“Everyone’s been evacuated,” MacDonald said after the crash. “All but one person, who wanted to get checked out, walked to the ambulance.”
Uninjured passengers trekked back to the Butler Street station. And shuttles transported passengers in both directions along the line for the rest of the day.
“Due to the limited number of unique similar vehicles, until repairs are finalized, the Mattapan Line will run with four trolleys, rather than the normal set of five,” Gonneville said. “Customers should expect to wait during rush hour approximately 6 ½ minutes between trolleys rather than 5 minutes. The MBTA appreciates the patience of our customers as we work to restore regular service.”
The MBTA maintains a 10-car fleet of aging Presidents’ Conference Committee (PCC) cars that have been in service in the system since the mid-1940s. As some of the last such cars in the country, a trolley’s replacement parts need to be specially manufactured or restored using vintage components. The vehicles have been kept running via major repair projects in the 1980s and again in the early 2000s.
About $7.9 million was dedicated to keeping the current fleet operational and in good condition, the MBTA announced last February. An ongoing study of the Mattapan line is expected to conclude early this year.
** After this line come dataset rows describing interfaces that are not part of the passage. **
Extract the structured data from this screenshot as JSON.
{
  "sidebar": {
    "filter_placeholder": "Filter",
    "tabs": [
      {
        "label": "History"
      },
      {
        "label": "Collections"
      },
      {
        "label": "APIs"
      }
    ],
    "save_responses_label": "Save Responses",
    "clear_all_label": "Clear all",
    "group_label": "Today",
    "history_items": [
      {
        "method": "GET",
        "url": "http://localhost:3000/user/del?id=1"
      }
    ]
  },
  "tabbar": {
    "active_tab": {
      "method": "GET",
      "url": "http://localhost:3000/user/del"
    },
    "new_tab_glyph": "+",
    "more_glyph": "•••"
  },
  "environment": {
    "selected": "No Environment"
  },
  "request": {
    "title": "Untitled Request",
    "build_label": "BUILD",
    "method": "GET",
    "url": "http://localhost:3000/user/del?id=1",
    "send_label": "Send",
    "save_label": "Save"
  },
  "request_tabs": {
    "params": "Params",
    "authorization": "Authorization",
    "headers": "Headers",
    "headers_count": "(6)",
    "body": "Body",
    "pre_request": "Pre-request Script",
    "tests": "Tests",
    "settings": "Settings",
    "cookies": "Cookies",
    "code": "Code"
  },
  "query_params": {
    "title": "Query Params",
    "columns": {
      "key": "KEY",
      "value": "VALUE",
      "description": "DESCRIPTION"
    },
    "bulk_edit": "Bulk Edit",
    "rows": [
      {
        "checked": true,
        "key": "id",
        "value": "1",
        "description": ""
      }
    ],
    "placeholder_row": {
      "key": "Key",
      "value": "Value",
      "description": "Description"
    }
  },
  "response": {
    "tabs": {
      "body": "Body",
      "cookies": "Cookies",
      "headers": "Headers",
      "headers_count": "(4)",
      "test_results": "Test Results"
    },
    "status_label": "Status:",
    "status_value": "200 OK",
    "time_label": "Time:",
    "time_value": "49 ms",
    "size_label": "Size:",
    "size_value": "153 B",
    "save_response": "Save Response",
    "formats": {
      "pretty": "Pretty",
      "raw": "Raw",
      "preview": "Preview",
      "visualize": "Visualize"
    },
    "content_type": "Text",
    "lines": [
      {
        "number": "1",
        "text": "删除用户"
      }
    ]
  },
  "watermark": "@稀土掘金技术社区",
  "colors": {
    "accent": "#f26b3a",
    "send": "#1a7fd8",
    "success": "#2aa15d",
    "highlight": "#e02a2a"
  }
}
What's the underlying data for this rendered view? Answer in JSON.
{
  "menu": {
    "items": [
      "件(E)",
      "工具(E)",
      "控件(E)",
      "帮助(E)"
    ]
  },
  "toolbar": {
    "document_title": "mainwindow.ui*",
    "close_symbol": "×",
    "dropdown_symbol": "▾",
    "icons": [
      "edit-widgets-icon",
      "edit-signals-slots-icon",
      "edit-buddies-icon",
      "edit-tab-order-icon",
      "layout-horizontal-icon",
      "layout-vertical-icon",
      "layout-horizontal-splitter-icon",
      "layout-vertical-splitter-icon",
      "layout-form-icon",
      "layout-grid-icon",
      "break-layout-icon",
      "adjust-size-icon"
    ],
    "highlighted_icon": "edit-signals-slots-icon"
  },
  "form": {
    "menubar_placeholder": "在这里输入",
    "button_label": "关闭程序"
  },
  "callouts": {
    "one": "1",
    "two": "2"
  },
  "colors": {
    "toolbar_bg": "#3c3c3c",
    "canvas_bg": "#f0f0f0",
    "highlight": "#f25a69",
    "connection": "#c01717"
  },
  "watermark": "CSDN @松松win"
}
The trolleys can be finicky in extreme weather, and there have been collisions on the line before. In November 2014, an out-of-service car rolled backward near Cedar Grove and collided with an inbound trolley, injuring seven people.